This essay responds to and develops ideas set out in Robert Davis' 1999 essay "Can there be a Catholic curriculum?" It takes the measure of far-reaching changes that have taken place in curriculum studies and strategic educational thought in the intervening period as the process of globalisation has intensified.
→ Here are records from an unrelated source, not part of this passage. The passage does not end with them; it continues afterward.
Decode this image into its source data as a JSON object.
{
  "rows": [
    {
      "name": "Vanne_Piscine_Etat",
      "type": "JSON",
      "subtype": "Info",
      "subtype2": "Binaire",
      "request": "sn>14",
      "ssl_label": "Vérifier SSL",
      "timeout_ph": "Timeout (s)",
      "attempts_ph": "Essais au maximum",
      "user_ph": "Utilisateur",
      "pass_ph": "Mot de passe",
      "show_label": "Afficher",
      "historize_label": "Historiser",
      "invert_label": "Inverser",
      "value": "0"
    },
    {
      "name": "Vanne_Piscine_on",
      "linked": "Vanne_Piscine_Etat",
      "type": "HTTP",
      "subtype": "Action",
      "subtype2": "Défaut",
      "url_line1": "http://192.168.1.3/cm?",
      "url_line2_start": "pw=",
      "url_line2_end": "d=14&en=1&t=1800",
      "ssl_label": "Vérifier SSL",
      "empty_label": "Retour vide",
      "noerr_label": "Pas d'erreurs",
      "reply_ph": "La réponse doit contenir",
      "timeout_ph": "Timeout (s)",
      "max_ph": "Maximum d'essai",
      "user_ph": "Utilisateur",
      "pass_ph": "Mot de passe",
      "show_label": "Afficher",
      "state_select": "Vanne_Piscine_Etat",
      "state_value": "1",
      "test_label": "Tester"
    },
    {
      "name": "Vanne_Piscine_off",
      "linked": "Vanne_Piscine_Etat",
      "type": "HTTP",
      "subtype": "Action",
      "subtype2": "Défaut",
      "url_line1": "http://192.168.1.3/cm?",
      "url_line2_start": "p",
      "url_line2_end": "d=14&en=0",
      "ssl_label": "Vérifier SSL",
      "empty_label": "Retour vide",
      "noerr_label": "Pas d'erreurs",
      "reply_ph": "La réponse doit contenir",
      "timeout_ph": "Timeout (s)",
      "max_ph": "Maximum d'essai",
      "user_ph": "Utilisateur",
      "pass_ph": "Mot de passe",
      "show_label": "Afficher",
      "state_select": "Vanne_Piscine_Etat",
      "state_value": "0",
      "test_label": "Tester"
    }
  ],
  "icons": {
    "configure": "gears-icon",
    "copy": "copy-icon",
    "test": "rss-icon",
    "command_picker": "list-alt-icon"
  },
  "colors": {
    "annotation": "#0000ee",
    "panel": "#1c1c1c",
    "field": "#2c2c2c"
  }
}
It re-engages with the…
Descriptors: Curriculum Development, Catholic Schools, Humanism, Core Curriculum